Data for the task:
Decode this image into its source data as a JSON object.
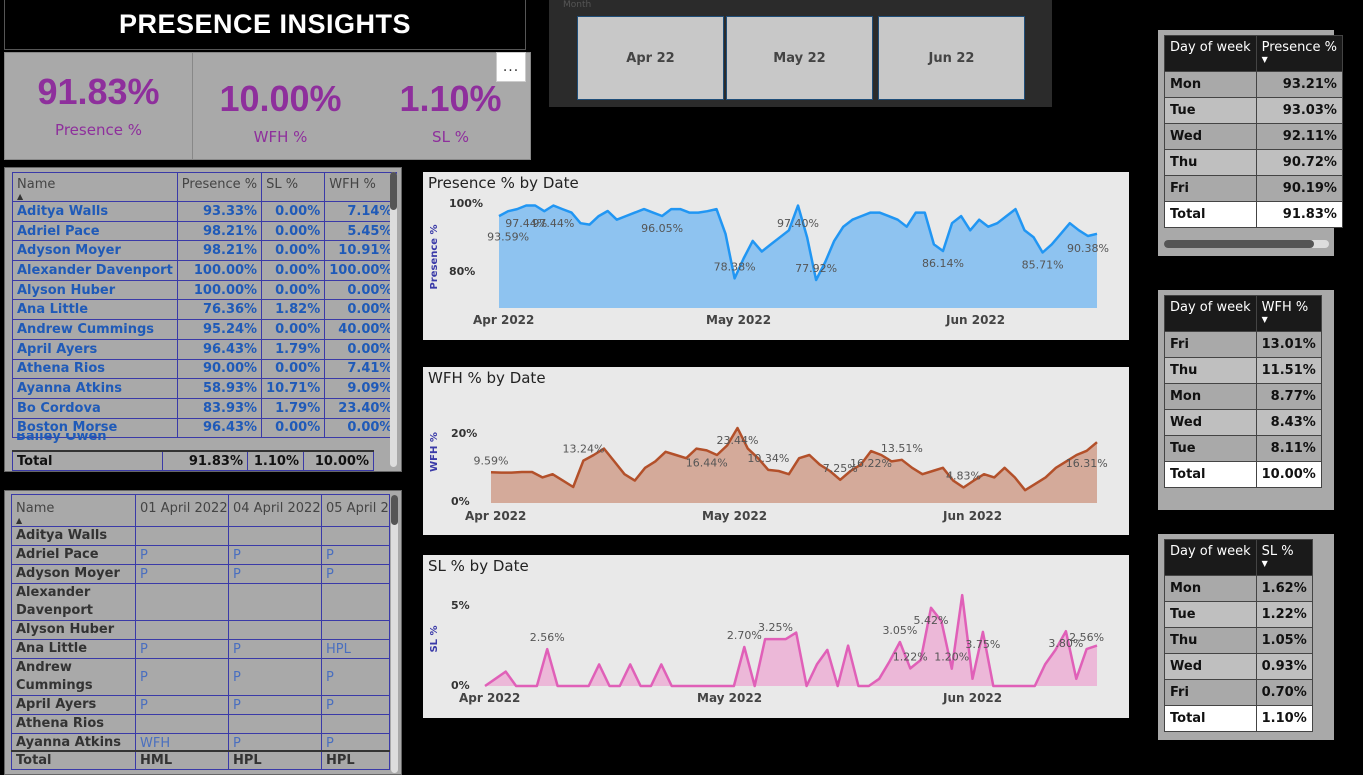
{
  "header": {
    "title": "PRESENCE INSIGHTS"
  },
  "kpis": [
    {
      "value": "91.83%",
      "label": "Presence %"
    },
    {
      "value": "10.00%",
      "label": "WFH %"
    },
    {
      "value": "1.10%",
      "label": "SL %"
    }
  ],
  "more_button": "...",
  "slicer": {
    "header": "Month",
    "items": [
      "Apr 22",
      "May 22",
      "Jun 22"
    ]
  },
  "employee_table": {
    "columns": [
      "Name",
      "Presence %",
      "SL %",
      "WFH %"
    ],
    "rows": [
      [
        "Aditya Walls",
        "93.33%",
        "0.00%",
        "7.14%"
      ],
      [
        "Adriel Pace",
        "98.21%",
        "0.00%",
        "5.45%"
      ],
      [
        "Adyson Moyer",
        "98.21%",
        "0.00%",
        "10.91%"
      ],
      [
        "Alexander Davenport",
        "100.00%",
        "0.00%",
        "100.00%"
      ],
      [
        "Alyson Huber",
        "100.00%",
        "0.00%",
        "0.00%"
      ],
      [
        "Ana Little",
        "76.36%",
        "1.82%",
        "0.00%"
      ],
      [
        "Andrew Cummings",
        "95.24%",
        "0.00%",
        "40.00%"
      ],
      [
        "April Ayers",
        "96.43%",
        "1.79%",
        "0.00%"
      ],
      [
        "Athena Rios",
        "90.00%",
        "0.00%",
        "7.41%"
      ],
      [
        "Ayanna Atkins",
        "58.93%",
        "10.71%",
        "9.09%"
      ],
      [
        "Bo Cordova",
        "83.93%",
        "1.79%",
        "23.40%"
      ],
      [
        "Boston Morse",
        "96.43%",
        "0.00%",
        "0.00%"
      ]
    ],
    "total": [
      "Total",
      "91.83%",
      "1.10%",
      "10.00%"
    ]
  },
  "attendance_table": {
    "columns": [
      "Name",
      "01 April 2022",
      "04 April 2022",
      "05 April 20"
    ],
    "rows": [
      [
        "Aditya Walls",
        "",
        "",
        ""
      ],
      [
        "Adriel Pace",
        "P",
        "P",
        "P"
      ],
      [
        "Adyson Moyer",
        "P",
        "P",
        "P"
      ],
      [
        "Alexander Davenport",
        "",
        "",
        ""
      ],
      [
        "Alyson Huber",
        "",
        "",
        ""
      ],
      [
        "Ana Little",
        "P",
        "P",
        "HPL"
      ],
      [
        "Andrew Cummings",
        "P",
        "P",
        "P"
      ],
      [
        "April Ayers",
        "P",
        "P",
        "P"
      ],
      [
        "Athena Rios",
        "",
        "",
        ""
      ],
      [
        "Ayanna Atkins",
        "WFH",
        "P",
        "P"
      ]
    ],
    "total": [
      "Total",
      "HML",
      "HPL",
      "HPL"
    ]
  },
  "presence_by_day": {
    "columns": [
      "Day of week",
      "Presence %"
    ],
    "rows": [
      [
        "Mon",
        "93.21%"
      ],
      [
        "Tue",
        "93.03%"
      ],
      [
        "Wed",
        "92.11%"
      ],
      [
        "Thu",
        "90.72%"
      ],
      [
        "Fri",
        "90.19%"
      ]
    ],
    "total": [
      "Total",
      "91.83%"
    ]
  },
  "wfh_by_day": {
    "columns": [
      "Day of week",
      "WFH %"
    ],
    "rows": [
      [
        "Fri",
        "13.01%"
      ],
      [
        "Thu",
        "11.51%"
      ],
      [
        "Mon",
        "8.77%"
      ],
      [
        "Wed",
        "8.43%"
      ],
      [
        "Tue",
        "8.11%"
      ]
    ],
    "total": [
      "Total",
      "10.00%"
    ]
  },
  "sl_by_day": {
    "columns": [
      "Day of week",
      "SL %"
    ],
    "rows": [
      [
        "Mon",
        "1.62%"
      ],
      [
        "Tue",
        "1.22%"
      ],
      [
        "Thu",
        "1.05%"
      ],
      [
        "Wed",
        "0.93%"
      ],
      [
        "Fri",
        "0.70%"
      ]
    ],
    "total": [
      "Total",
      "1.10%"
    ]
  },
  "colors": {
    "presence": "#2196f3",
    "presence_fill": "#8ec3f0",
    "wfh": "#b3502a",
    "wfh_fill": "#d4aa9a",
    "sl": "#e060b8",
    "sl_fill": "#ecb8d8",
    "kpi": "#8e2f9c"
  },
  "chart_data": [
    {
      "type": "area",
      "title": "Presence % by Date",
      "ylabel": "Presence %",
      "xticks": [
        "Apr 2022",
        "May 2022",
        "Jun 2022"
      ],
      "yticks": [
        "100%",
        "80%"
      ],
      "ylim": [
        70,
        100
      ],
      "values": [
        96,
        97.4,
        98,
        99,
        99,
        97.4,
        99,
        98,
        97,
        94,
        93.6,
        96,
        97.44,
        95,
        96,
        97,
        98,
        97,
        96.05,
        98,
        98,
        97,
        97,
        97.4,
        98,
        91,
        78.38,
        84,
        89,
        86,
        88,
        90,
        92,
        99,
        90,
        77.92,
        83,
        89,
        93,
        95,
        96,
        97,
        97,
        96,
        95,
        93,
        97,
        97,
        88,
        86.14,
        94,
        96,
        92,
        95,
        93,
        94,
        96,
        98,
        92,
        90,
        85.71,
        88,
        91,
        94,
        92,
        90.38,
        91
      ],
      "labels": [
        {
          "i": 3,
          "v": 97.44,
          "t": "97.44%"
        },
        {
          "i": 1,
          "v": 93.59,
          "t": "93.59%"
        },
        {
          "i": 6,
          "v": 97.44,
          "t": "97.44%"
        },
        {
          "i": 18,
          "v": 96.05,
          "t": "96.05%"
        },
        {
          "i": 26,
          "v": 78.38,
          "t": "78.38%"
        },
        {
          "i": 33,
          "v": 97.4,
          "t": "97.40%"
        },
        {
          "i": 35,
          "v": 77.92,
          "t": "77.92%"
        },
        {
          "i": 49,
          "v": 86.14,
          "t": "86.14%"
        },
        {
          "i": 60,
          "v": 85.71,
          "t": "85.71%"
        },
        {
          "i": 65,
          "v": 90.38,
          "t": "90.38%"
        }
      ]
    },
    {
      "type": "area",
      "title": "WFH % by Date",
      "ylabel": "WFH %",
      "xticks": [
        "Apr 2022",
        "May 2022",
        "Jun 2022"
      ],
      "yticks": [
        "20%",
        "0%"
      ],
      "ylim": [
        0,
        30
      ],
      "values": [
        9.59,
        9.5,
        9.5,
        9.7,
        9.7,
        8,
        9,
        7,
        5,
        13.24,
        15,
        17,
        13,
        9,
        7,
        11,
        13,
        16,
        15,
        14,
        17,
        16.44,
        15,
        18,
        23.44,
        17,
        14,
        10.34,
        10,
        9,
        14,
        15,
        12,
        10,
        7.25,
        10,
        12,
        16.22,
        15,
        13,
        13.51,
        11,
        9,
        10,
        11,
        7,
        4.83,
        7,
        9,
        8,
        11,
        8,
        4,
        6,
        8,
        11,
        13,
        15,
        16.31,
        19
      ],
      "labels": [
        {
          "i": 0,
          "v": 9.59,
          "t": "9.59%"
        },
        {
          "i": 9,
          "v": 13.24,
          "t": "13.24%"
        },
        {
          "i": 21,
          "v": 16.44,
          "t": "16.44%"
        },
        {
          "i": 24,
          "v": 23.44,
          "t": "23.44%"
        },
        {
          "i": 27,
          "v": 10.34,
          "t": "10.34%"
        },
        {
          "i": 34,
          "v": 7.25,
          "t": "7.25%"
        },
        {
          "i": 37,
          "v": 16.22,
          "t": "16.22%"
        },
        {
          "i": 40,
          "v": 13.51,
          "t": "13.51%"
        },
        {
          "i": 46,
          "v": 4.83,
          "t": "4.83%"
        },
        {
          "i": 58,
          "v": 16.31,
          "t": "16.31%"
        }
      ]
    },
    {
      "type": "area",
      "title": "SL % by Date",
      "ylabel": "SL %",
      "xticks": [
        "Apr 2022",
        "May 2022",
        "Jun 2022"
      ],
      "yticks": [
        "5%",
        "0%"
      ],
      "ylim": [
        0,
        7
      ],
      "values": [
        0,
        0.5,
        1,
        0,
        0,
        0,
        2.56,
        0,
        0,
        0,
        0,
        1.5,
        0,
        0,
        1.5,
        0,
        0,
        1.5,
        0,
        0,
        0,
        0,
        0,
        0,
        0,
        2.7,
        0,
        3.25,
        3.25,
        3.25,
        3.7,
        0,
        1.5,
        2.5,
        0,
        2.8,
        0,
        0,
        0.5,
        1.7,
        3.05,
        1.22,
        1.8,
        5.42,
        4.5,
        1.2,
        6.3,
        0.5,
        3.75,
        0,
        0,
        0,
        0,
        0,
        1.5,
        2.5,
        3.8,
        0.5,
        2.56,
        2.8
      ],
      "labels": [
        {
          "i": 6,
          "v": 2.56,
          "t": "2.56%"
        },
        {
          "i": 25,
          "v": 2.7,
          "t": "2.70%"
        },
        {
          "i": 28,
          "v": 3.25,
          "t": "3.25%"
        },
        {
          "i": 40,
          "v": 3.05,
          "t": "3.05%"
        },
        {
          "i": 41,
          "v": 1.22,
          "t": "1.22%"
        },
        {
          "i": 43,
          "v": 5.42,
          "t": "5.42%"
        },
        {
          "i": 45,
          "v": 1.2,
          "t": "1.20%"
        },
        {
          "i": 48,
          "v": 3.75,
          "t": "3.75%"
        },
        {
          "i": 56,
          "v": 3.8,
          "t": "3.80%"
        },
        {
          "i": 58,
          "v": 2.56,
          "t": "2.56%"
        }
      ]
    }
  ]
}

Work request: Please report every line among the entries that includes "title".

Answer box:
    "title": "PRESENCE INSIGHTS"
      "title": "Presence % by Date",
      "title": "WFH % by Date",
      "title": "SL % by Date",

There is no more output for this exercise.